Large landholders might benefit from increased rentals, or increased agricultural production (most people in the parish still worked in agriculture, and the main crop was fodder for the horses which provided London's transport). But the many small parcels of land handed out would not be very efficient in these terms, and one would guess smaller owners would have had a fairly large say in the workings of the parish vestry. Housing development was not at that time really on the horizon, arriving only 30 or so years later. The author thinks the most likely explanation is the property interests of the Church, who wanted to get their holdings tidied up in preparation for the expected loss of income from tithes (the local tax which supported the Anglican churches and their clergy) which had become extremely contentious by this time. They were abolished 20 years later, but the issue was already live.

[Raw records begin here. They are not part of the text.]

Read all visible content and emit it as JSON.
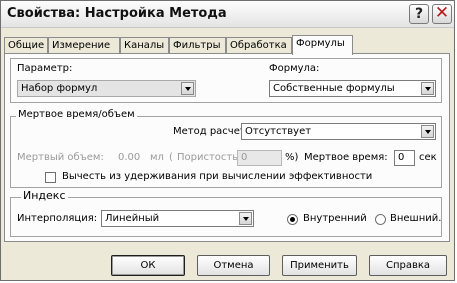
{
  "window": {
    "title": "Свойства: Настройка Метода",
    "help_glyph": "?",
    "close_glyph": "✕"
  },
  "tabs": [
    {
      "label": "Общие"
    },
    {
      "label": "Измерение"
    },
    {
      "label": "Каналы"
    },
    {
      "label": "Фильтры"
    },
    {
      "label": "Обработка"
    },
    {
      "label": "Формулы"
    }
  ],
  "active_tab": "Формулы",
  "parameter": {
    "label": "Параметр:",
    "value": "Набор формул"
  },
  "formula": {
    "label": "Формула:",
    "value": "Собственные формулы"
  },
  "dead_volume": {
    "group_title": "Мертвое время/объем",
    "method_label": "Метод расчета:",
    "method_value": "Отсутствует",
    "volume_label": "Мертвый объем:",
    "volume_value": "0.00",
    "volume_unit": "мл",
    "porosity_open": "(",
    "porosity_label": "Пористость",
    "porosity_value": "0",
    "porosity_close": "%)",
    "time_label": "Мертвое время:",
    "time_value": "0",
    "time_unit": "сек",
    "subtract_label": "Вычесть из удерживания при вычислении эффективности"
  },
  "index": {
    "group_title": "Индекс",
    "interp_label": "Интерполяция:",
    "interp_value": "Линейный",
    "internal_label": "Внутренний",
    "external_label": "Внешний."
  },
  "buttons": {
    "ok": "ОК",
    "cancel": "Отмена",
    "apply": "Применить",
    "help": "Справка"
  },
  "colors": {
    "dialog_bg": "#ece9d8",
    "panel_bg": "#fcfcfc",
    "close_accent": "#b81818"
  }
}
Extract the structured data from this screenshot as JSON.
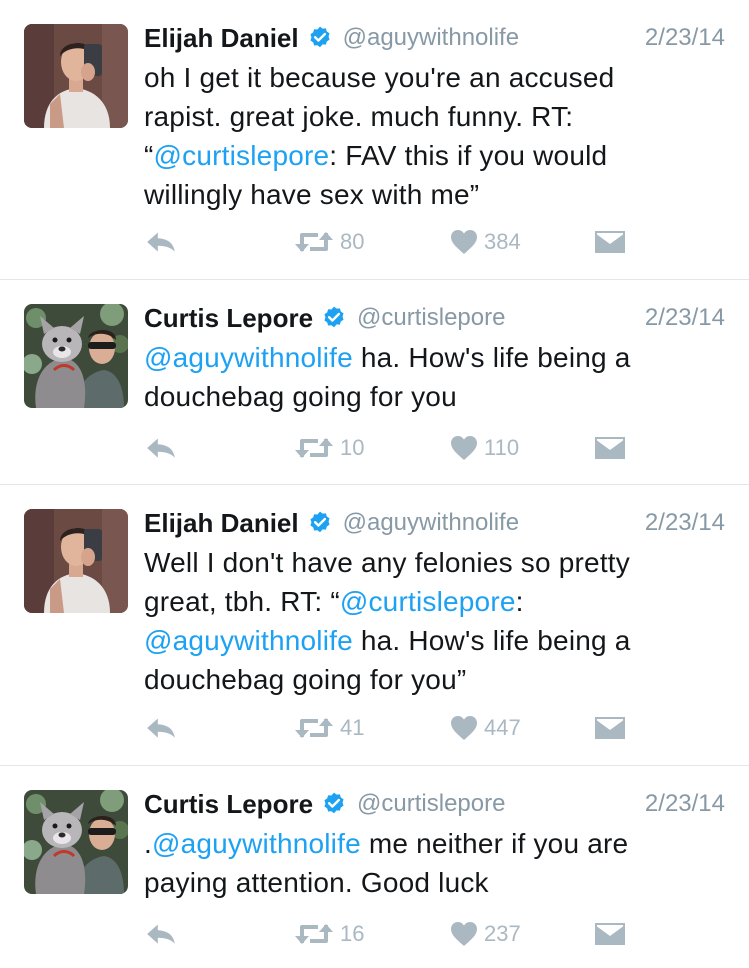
{
  "tweets": [
    {
      "name": "Elijah Daniel",
      "handle": "@aguywithnolife",
      "date": "2/23/14",
      "avatar": "selfie-avatar",
      "text": {
        "l1": "oh I get it because you're an accused",
        "l2": "rapist. great joke. much funny. RT:",
        "l3a": "“",
        "l3m": "@curtislepore",
        "l3b": ": FAV this if you would",
        "l4": "willingly have sex with me”"
      },
      "retweets": "80",
      "likes": "384"
    },
    {
      "name": "Curtis Lepore",
      "handle": "@curtislepore",
      "date": "2/23/14",
      "avatar": "dog-avatar",
      "text": {
        "l1m": "@aguywithnolife",
        "l1b": " ha. How's life being a",
        "l2": "douchebag going for you"
      },
      "retweets": "10",
      "likes": "110"
    },
    {
      "name": "Elijah Daniel",
      "handle": "@aguywithnolife",
      "date": "2/23/14",
      "avatar": "selfie-avatar",
      "text": {
        "l1": "Well I don't have any felonies so pretty",
        "l2a": "great, tbh. RT: “",
        "l2m": "@curtislepore",
        "l2b": ":",
        "l3m": "@aguywithnolife",
        "l3b": " ha. How's life being a",
        "l4": "douchebag going for you”"
      },
      "retweets": "41",
      "likes": "447"
    },
    {
      "name": "Curtis Lepore",
      "handle": "@curtislepore",
      "date": "2/23/14",
      "avatar": "dog-avatar",
      "text": {
        "l1a": ".",
        "l1m": "@aguywithnolife",
        "l1b": " me neither if you are",
        "l2": "paying attention. Good luck"
      },
      "retweets": "16",
      "likes": "237"
    }
  ],
  "icons": {
    "reply": "reply-icon",
    "retweet": "retweet-icon",
    "like": "heart-icon",
    "dm": "direct-message-icon",
    "verified": "verified-badge-icon"
  },
  "colors": {
    "mention": "#1da1f2",
    "verified": "#1da1f2",
    "meta": "#8899a6",
    "action": "#aab8c2"
  }
}
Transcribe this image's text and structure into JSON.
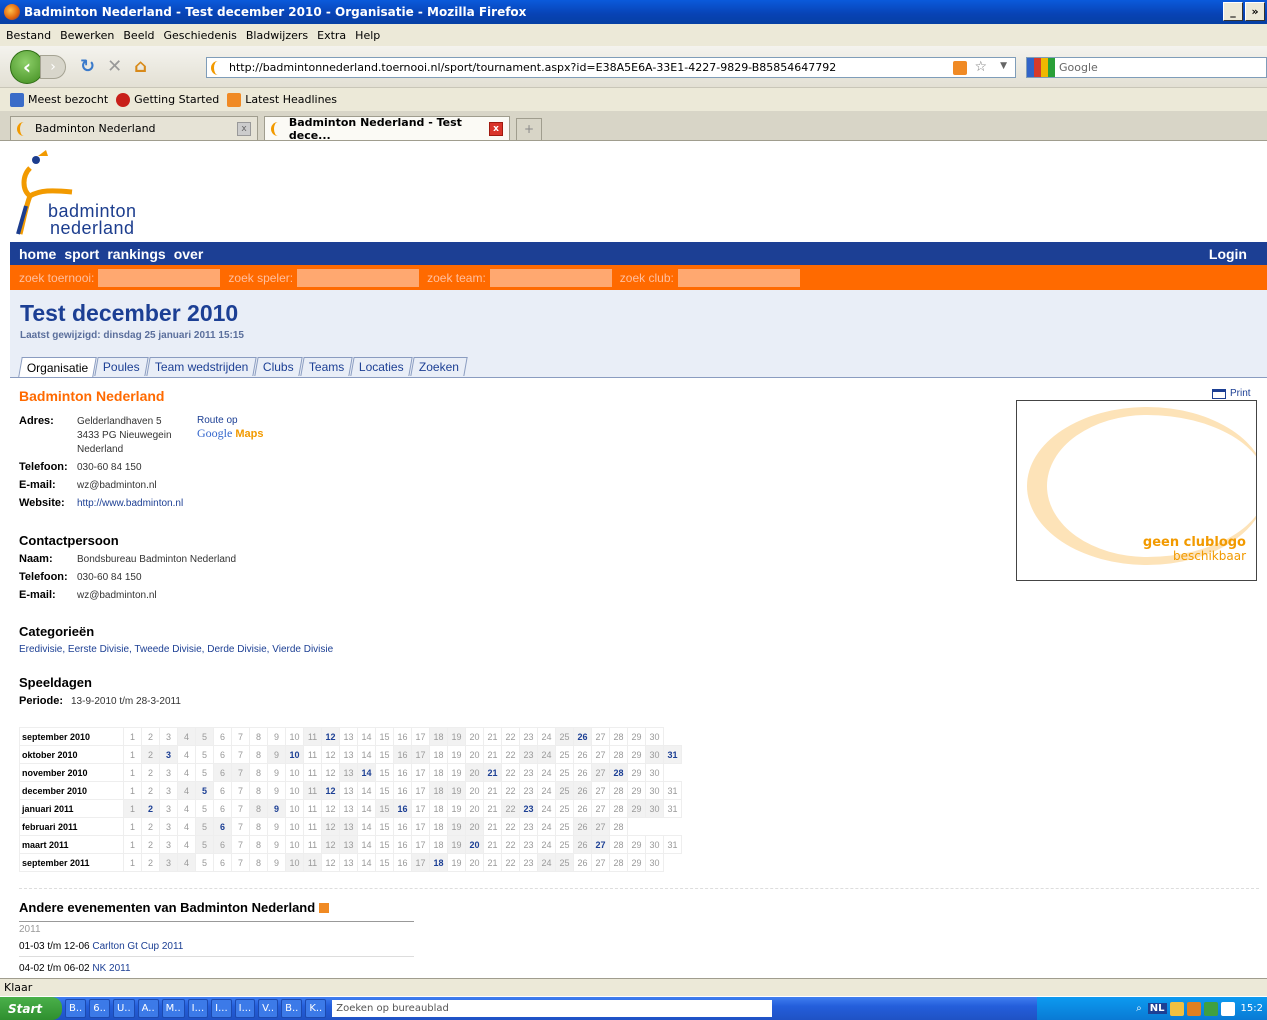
{
  "window": {
    "title": "Badminton Nederland - Test december 2010 - Organisatie - Mozilla Firefox",
    "min": "_",
    "max": "»"
  },
  "menu": [
    "Bestand",
    "Bewerken",
    "Beeld",
    "Geschiedenis",
    "Bladwijzers",
    "Extra",
    "Help"
  ],
  "url": "http://badmintonnederland.toernooi.nl/sport/tournament.aspx?id=E38A5E6A-33E1-4227-9829-B85854647792",
  "search_placeholder": "Google",
  "bookmarks": [
    "Meest bezocht",
    "Getting Started",
    "Latest Headlines"
  ],
  "tabs": [
    {
      "label": "Badminton Nederland"
    },
    {
      "label": "Badminton Nederland - Test dece..."
    }
  ],
  "logo": {
    "line1": "badminton",
    "line2": "nederland"
  },
  "mainnav": {
    "items": [
      "home",
      "sport",
      "rankings",
      "over"
    ],
    "login": "Login"
  },
  "searchstrip": [
    "zoek toernooi:",
    "zoek speler:",
    "zoek team:",
    "zoek club:"
  ],
  "page": {
    "title": "Test december 2010",
    "subtitle": "Laatst gewijzigd: dinsdag 25 januari 2011 15:15",
    "tabs": [
      "Organisatie",
      "Poules",
      "Team wedstrijden",
      "Clubs",
      "Teams",
      "Locaties",
      "Zoeken"
    ]
  },
  "org": {
    "name": "Badminton Nederland",
    "print": "Print",
    "adres_label": "Adres:",
    "adres": [
      "Gelderlandhaven 5",
      "3433 PG Nieuwegein",
      "Nederland"
    ],
    "route": "Route op",
    "maps_google": "Google",
    "maps_maps": "Maps",
    "telefoon_label": "Telefoon:",
    "telefoon": "030-60 84 150",
    "email_label": "E-mail:",
    "email": "wz@badminton.nl",
    "website_label": "Website:",
    "website": "http://www.badminton.nl"
  },
  "logobox": {
    "line1": "geen clublogo",
    "line2": "beschikbaar"
  },
  "contact": {
    "heading": "Contactpersoon",
    "naam_label": "Naam:",
    "naam": "Bondsbureau Badminton Nederland",
    "telefoon_label": "Telefoon:",
    "telefoon": "030-60 84 150",
    "email_label": "E-mail:",
    "email": "wz@badminton.nl"
  },
  "categories": {
    "heading": "Categorieën",
    "list": "Eredivisie, Eerste Divisie, Tweede Divisie, Derde Divisie, Vierde Divisie"
  },
  "speeldagen": {
    "heading": "Speeldagen",
    "periode_label": "Periode:",
    "periode": "13-9-2010 t/m 28-3-2011",
    "months": [
      {
        "name": "september 2010",
        "days": 30,
        "highlight": [
          12,
          26
        ],
        "weekend_start": 4
      },
      {
        "name": "oktober 2010",
        "days": 31,
        "highlight": [
          3,
          10,
          31
        ],
        "weekend_start": 2
      },
      {
        "name": "november 2010",
        "days": 30,
        "highlight": [
          14,
          21,
          28
        ],
        "weekend_start": 6
      },
      {
        "name": "december 2010",
        "days": 31,
        "highlight": [
          5,
          12
        ],
        "weekend_start": 4
      },
      {
        "name": "januari 2011",
        "days": 31,
        "highlight": [
          2,
          9,
          16,
          23
        ],
        "weekend_start": 1
      },
      {
        "name": "februari 2011",
        "days": 28,
        "highlight": [
          6
        ],
        "weekend_start": 5
      },
      {
        "name": "maart 2011",
        "days": 31,
        "highlight": [
          20,
          27
        ],
        "weekend_start": 5
      },
      {
        "name": "september 2011",
        "days": 30,
        "highlight": [
          18
        ],
        "weekend_start": 3
      }
    ]
  },
  "events": {
    "heading": "Andere evenementen van Badminton Nederland",
    "year": "2011",
    "rows": [
      {
        "date": "01-03 t/m 12-06",
        "name": "Carlton Gt Cup 2011"
      },
      {
        "date": "04-02 t/m 06-02",
        "name": "NK 2011"
      }
    ]
  },
  "status": "Klaar",
  "taskbar": {
    "start": "Start",
    "items": [
      "B..",
      "6..",
      "U..",
      "A..",
      "M..",
      "I...",
      "I...",
      "I...",
      "V..",
      "B..",
      "K.."
    ],
    "search": "Zoeken op bureaublad",
    "lang": "NL",
    "clock": "15:2"
  }
}
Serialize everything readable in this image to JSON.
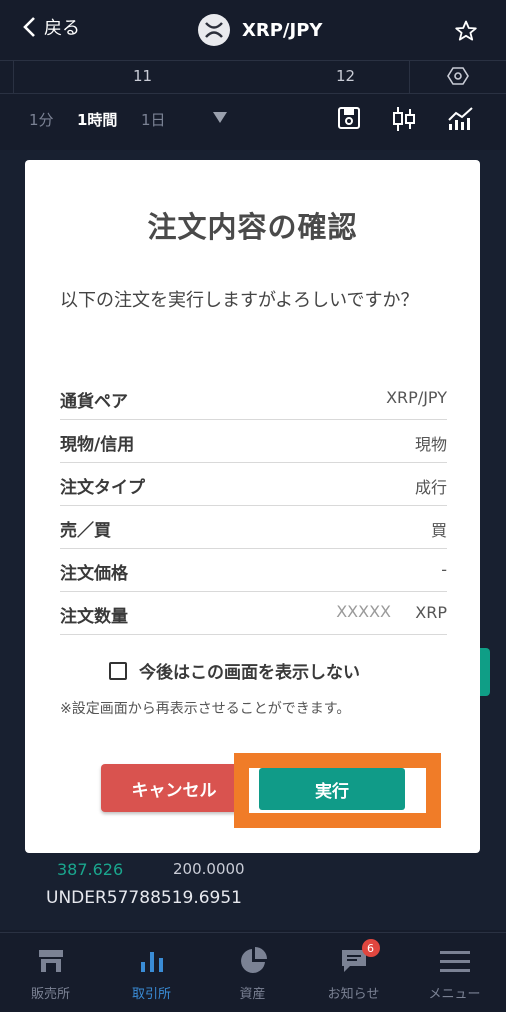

There are two questions it would be nice to have much more on. One is the composition of the Hornsey Vestry committee at this time - and who might have had influence on it. The other is what the state of the land market was at this time, whether for housing development or anything else. There was a massive European war on in 1813, and parts of the economy were booming. Asa Briggs says "Landlords benefitted from high rents and tenant farmers from wartime prices." It would be interesting to know whether this prosperity was encouraging speculation by those who had the resources - those who did not were hit by high prices and increased duties on everyday goods which paid the costs of the war.
The enclosure act did not completely neglect the poor: land was put aside for use by the poor law guardians for relief benefits (some even for cottages which did not get built), but exchanging the ability to gather free fuel on the common, or graze an animal, for hand-outs administered through poor relief would only increase poor people's dependency and bring them under greater control. All David Frith's judgements in the book are very measured and cautious, but he concludes with a nod towards (he says) "E.P.Thompson's obloquy, 'Enclosure (when all the sophistications are allowed for) was a plain enough case of class robbery...'." I expect there are many more insights and issues that will be suggested by this interesting piece of research for those with local knowledge.
For a wider background of the history of enclosure, try this article - interesting and amusing (and not unbiased).